A fragile peace between national minorities in Georgia is under threat
30 September 2020

With fighting between Armenians and Azerbaijanis raging in the Nagorno-Karabakh conflict zone, a relative peace and "business as usual" atmosphere between different national minorities in Georgia is now under serious pressure.

The current crisis is likely to affect the large Armenian and Azerbaijani communities, which have been living until now side by side in relative peace and stability.

Georgia is the most ethnically diverse state in the South Caucasus and Azerbaijanis and Armenians form the largest group of ethnic minorities, together making up more than 500,000 citizens of Georgia. 

The Azerbaijani community numbers 284,761 persons, according to the "National Integration and Tolerance in Georgia Assessment Survey Report 2007-2008". Azerbaijanis are the country's largest ethnic minority group, inhabiting mostly rural areas in Kvemo Kartli, Kakheti, Shida Kartli and Mtskheta-Mtianeti, and they have around 117 Azerbaijani-language schools. 

On the other hand there are nearly 248,929 Armenians in Georgia, again according to the "National Integration and Tolerance in Georgia Assessment Survey Report 2007-2008", living mostly in Samtskhe-Javakheti region and in Tbilisi, with 141 Armenian-language schools.

Both communities play an active role in the Georgian economy. They are mainly engaged through small or a medium-sized businesses, mainly in the services sector, agriculture and trade.

They also traditionally take an active part in the political life of the country, especially during the parliamentary elections, where minorities traditionally vote for the ruling party in Georgia. 

But with the war in Karabakh a relative peace and "business as usual" with these communities could change and this could affect Georgia especially in these challenging moments, with upcoming parliamentary elections, and a spike in the number of covid-19 cases that are now the highest since the outbreak of the pandemic which has also taken a heavy toll on the economy. 

Georgia traditionally has good relations with both Azerbaijan and Armenia, both economically and politically. The life of all three republics has always depended to one degree or another on the stability and well-being of each other and co-existing of this communities in Georgia has always been the proof of the possibility of peace between their home-countries. 
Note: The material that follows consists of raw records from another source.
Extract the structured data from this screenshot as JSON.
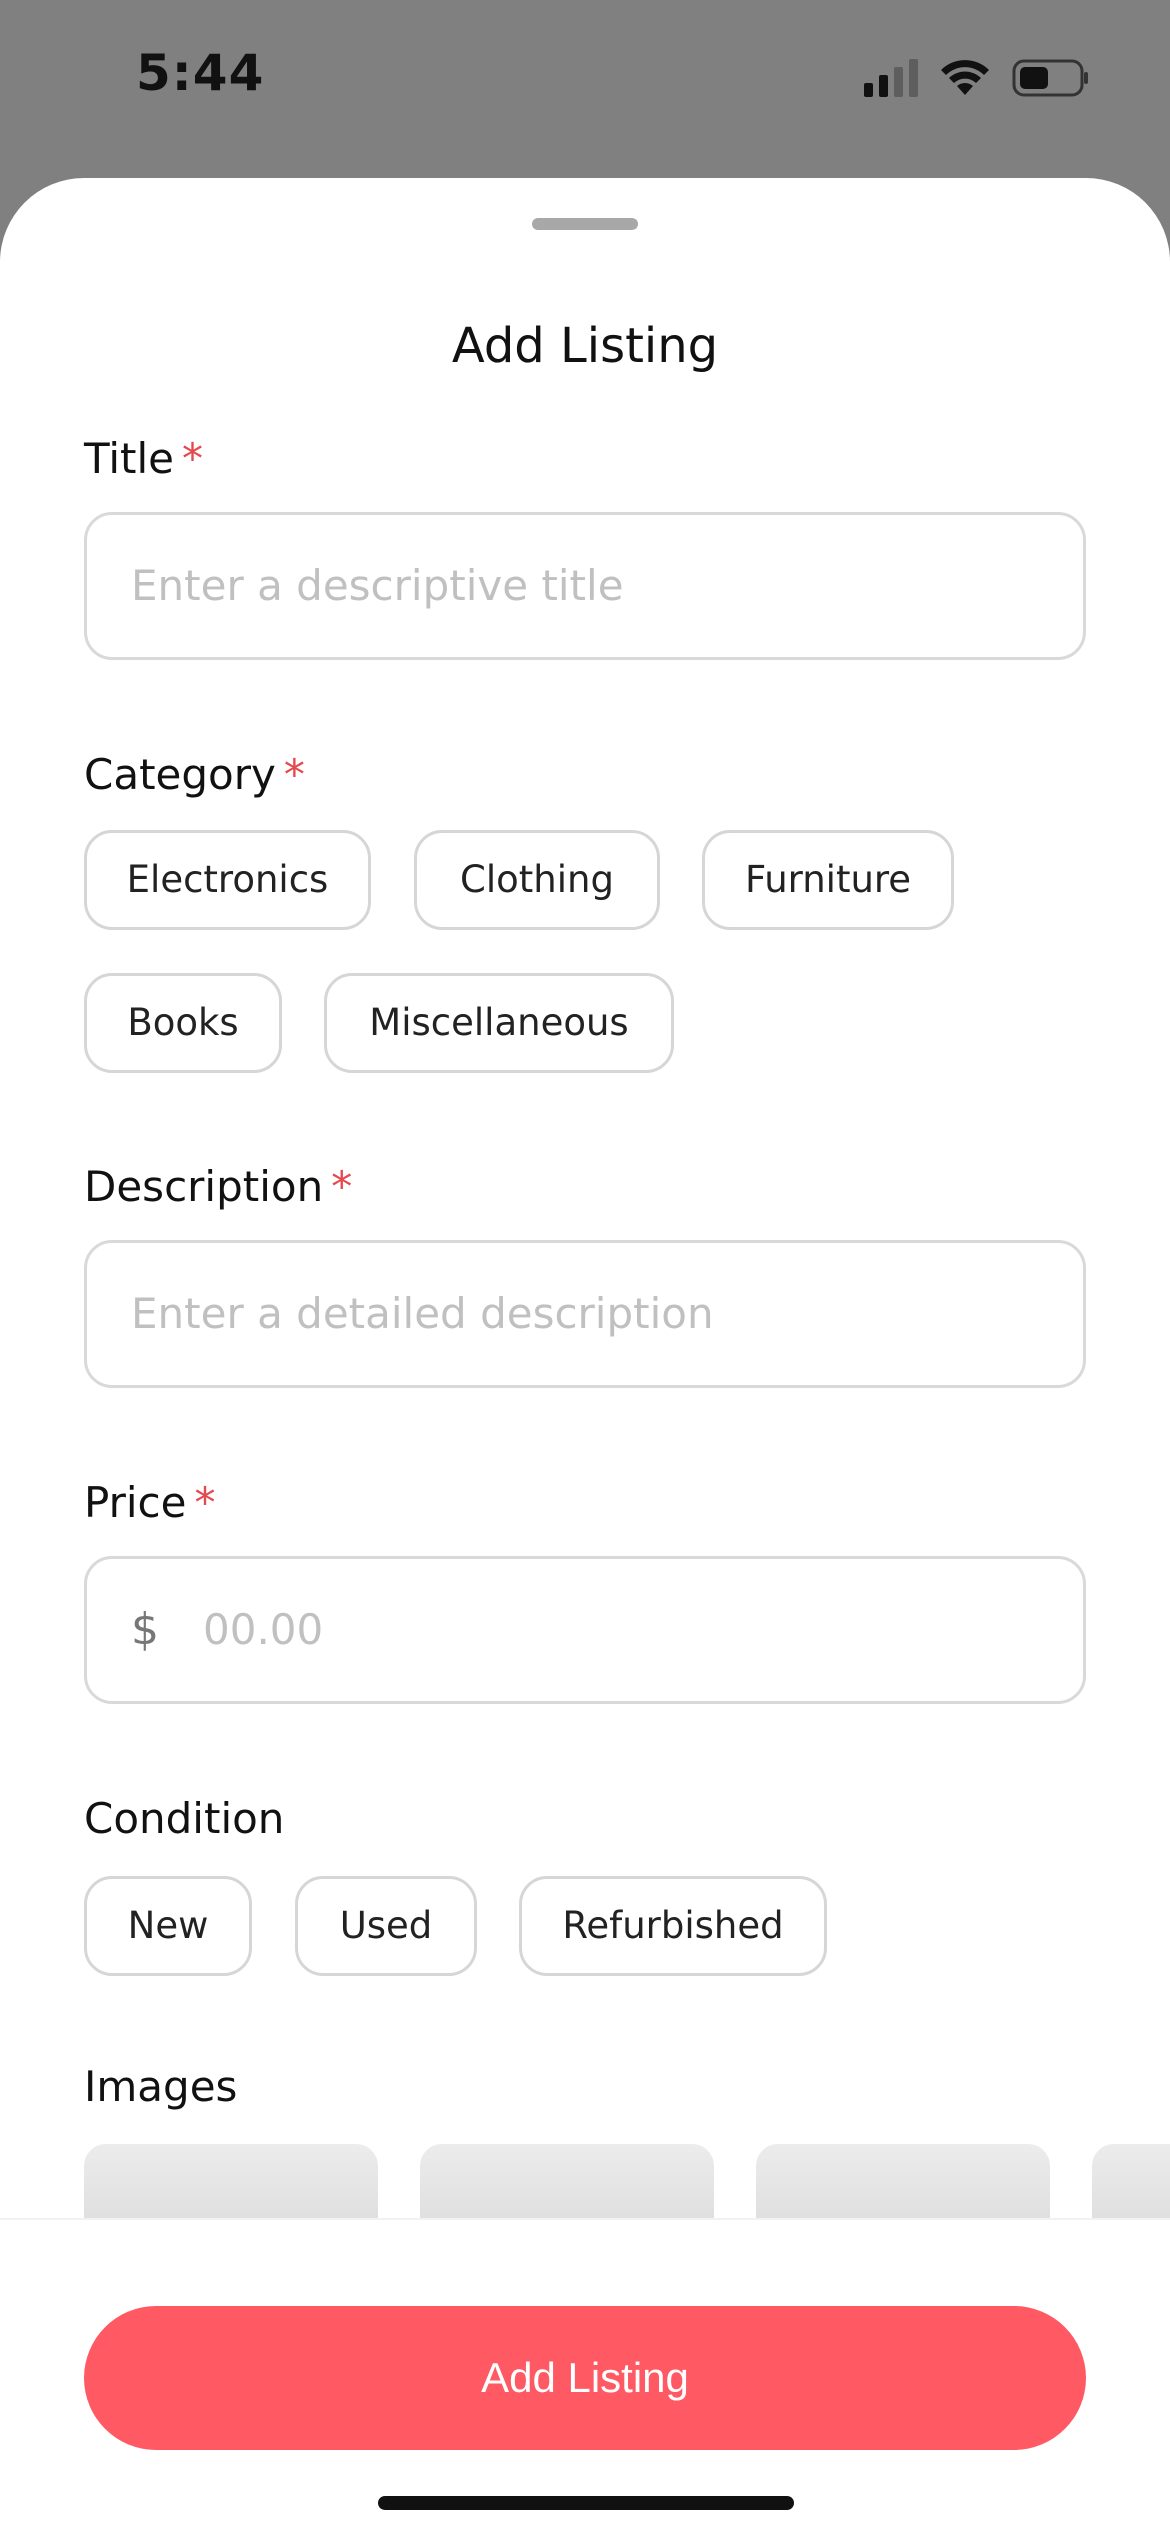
{
  "status_bar": {
    "time": "5:44"
  },
  "sheet": {
    "title": "Add Listing"
  },
  "form": {
    "title": {
      "label": "Title",
      "required_mark": "*",
      "placeholder": "Enter a descriptive title"
    },
    "category": {
      "label": "Category",
      "required_mark": "*",
      "options": [
        "Electronics",
        "Clothing",
        "Furniture",
        "Books",
        "Miscellaneous"
      ]
    },
    "description": {
      "label": "Description",
      "required_mark": "*",
      "placeholder": "Enter a detailed description"
    },
    "price": {
      "label": "Price",
      "required_mark": "*",
      "currency": "$",
      "placeholder": "00.00"
    },
    "condition": {
      "label": "Condition",
      "options": [
        "New",
        "Used",
        "Refurbished"
      ]
    },
    "images": {
      "label": "Images"
    }
  },
  "actions": {
    "submit_label": "Add Listing"
  },
  "colors": {
    "accent": "#ff5a63",
    "required": "#e5484d",
    "overlay": "#808080"
  }
}
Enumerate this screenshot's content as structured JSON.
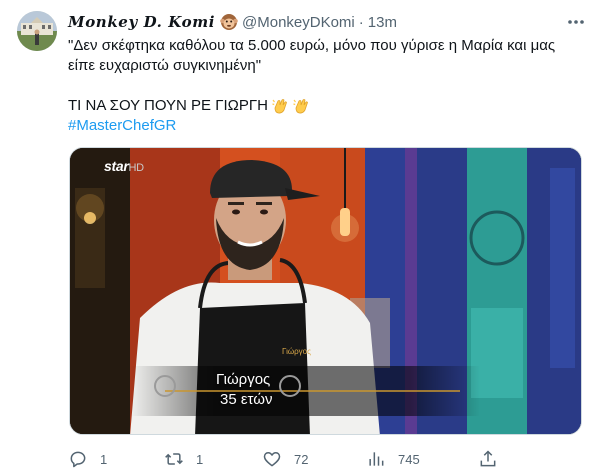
{
  "author": {
    "display_name": "Monkey D. Komi",
    "handle": "@MonkeyDKomi",
    "separator": "·",
    "time": "13m",
    "avatar_icon": "profile-avatar",
    "name_emoji_icon": "monkey-face-emoji"
  },
  "tweet": {
    "quote_line1": "\"Δεν σκέφτηκα καθόλου τα 5.000 ευρώ, μόνο που γύρισε η Μαρία και μας",
    "quote_line2": "είπε ευχαριστώ συγκινημένη\"",
    "shout": "ΤΙ ΝΑ ΣΟΥ ΠΟΥΝ ΡΕ ΓΙΩΡΓΗ",
    "shout_emoji_icon": "clapping-hands-emoji",
    "hashtag": "#MasterChefGR"
  },
  "media": {
    "channel_logo": "star",
    "channel_logo_suffix": "HD",
    "apron_label": "Γιώργος",
    "caption_name": "Γιώργος",
    "caption_age": "35 ετών"
  },
  "actions": {
    "reply_count": "1",
    "retweet_count": "1",
    "like_count": "72",
    "views_count": "745"
  },
  "colors": {
    "accent": "#1d9bf0",
    "secondary_text": "#536471",
    "primary_text": "#0f1419"
  }
}
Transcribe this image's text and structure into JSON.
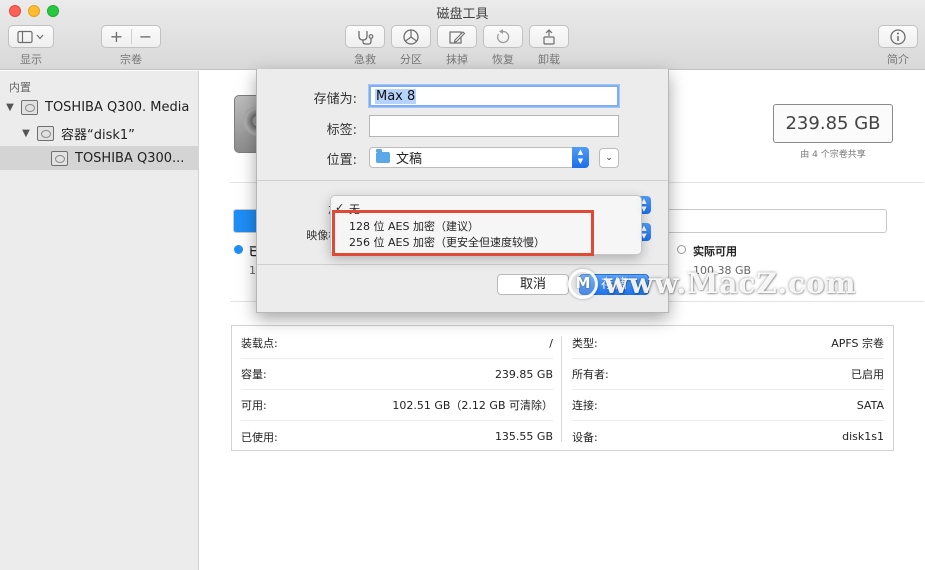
{
  "window": {
    "title": "磁盘工具"
  },
  "toolbar": {
    "display_label": "显示",
    "volume_label": "宗卷",
    "add_glyph": "+",
    "remove_glyph": "−",
    "first_aid_label": "急救",
    "partition_label": "分区",
    "erase_label": "抹掉",
    "restore_label": "恢复",
    "unmount_label": "卸载",
    "info_label": "简介"
  },
  "sidebar": {
    "section_header": "内置",
    "items": [
      {
        "label": "TOSHIBA Q300. Media",
        "disclosure": "▼"
      },
      {
        "label": "容器“disk1”",
        "disclosure": "▼"
      },
      {
        "label": "TOSHIBA Q300...",
        "disclosure": "",
        "selected": true
      }
    ]
  },
  "main": {
    "capacity": "239.85 GB",
    "shared_note": "由 4 个宗卷共享",
    "legend": {
      "used_label": "已",
      "used_value": "13",
      "free_label": "实际可用",
      "free_value": "100.38 GB"
    },
    "usage_fraction": 0.06,
    "info_left": [
      {
        "key": "装载点:",
        "value": "/"
      },
      {
        "key": "容量:",
        "value": "239.85 GB"
      },
      {
        "key": "可用:",
        "value": "102.51 GB（2.12 GB 可清除）"
      },
      {
        "key": "已使用:",
        "value": "135.55 GB"
      }
    ],
    "info_right": [
      {
        "key": "类型:",
        "value": "APFS 宗卷"
      },
      {
        "key": "所有者:",
        "value": "已启用"
      },
      {
        "key": "连接:",
        "value": "SATA"
      },
      {
        "key": "设备:",
        "value": "disk1s1"
      }
    ]
  },
  "sheet": {
    "save_as_label": "存储为:",
    "save_as_value": "Max 8",
    "tags_label": "标签:",
    "tags_value": "",
    "location_label": "位置:",
    "location_value": "文稿",
    "expand_glyph": "⌄",
    "encryption_label": "加密:",
    "image_format_label": "映像格式:",
    "cancel_label": "取消",
    "save_label": "存储"
  },
  "encryption_menu": {
    "checkmark": "✓",
    "items": [
      "无",
      "128 位 AES 加密（建议）",
      "256 位 AES 加密（更安全但速度较慢）"
    ]
  },
  "watermark": {
    "text": "www.MacZ.com"
  },
  "colors": {
    "accent": "#1e8ef5",
    "highlight": "#de4a36"
  }
}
Until now, there have been no major incidents between these communities, and it seems that the Georgian authorities are keen to keep it that way and dealing with the issue with a high degree of sensitivity. 

On Monday, however, we saw the first sign of tension. A small incident developed when humanitarian aid from the Armenian-speaking community of Samtskhe-Javakheti was stopped by Georgian border guards on the Georgia-Armenian border. A group of Georgian-Armenians were also not allowed to cross the border, since they were suspected of going to join the war effort.

The incident appears to have been defused, but it was just a sign of what can happen in the future. The Georgian government appears to be seriously worried about the situation, and has offered to host talks between the Armenian and Azerbaijani governments in Tbilisi. However as long as the fighting continues, the stress on Georgia's delicate inter-ethnic relations will also continued.

related content: Commentary: The high cost in human life of the current fighting in Karabakh

Source: This report was prepared by the South Caucasus Bureau in Tbilisi

Photo: A stand-off at the Georgian-Armenian border on 29 September 2020 (picture courtesy of, Tbilisi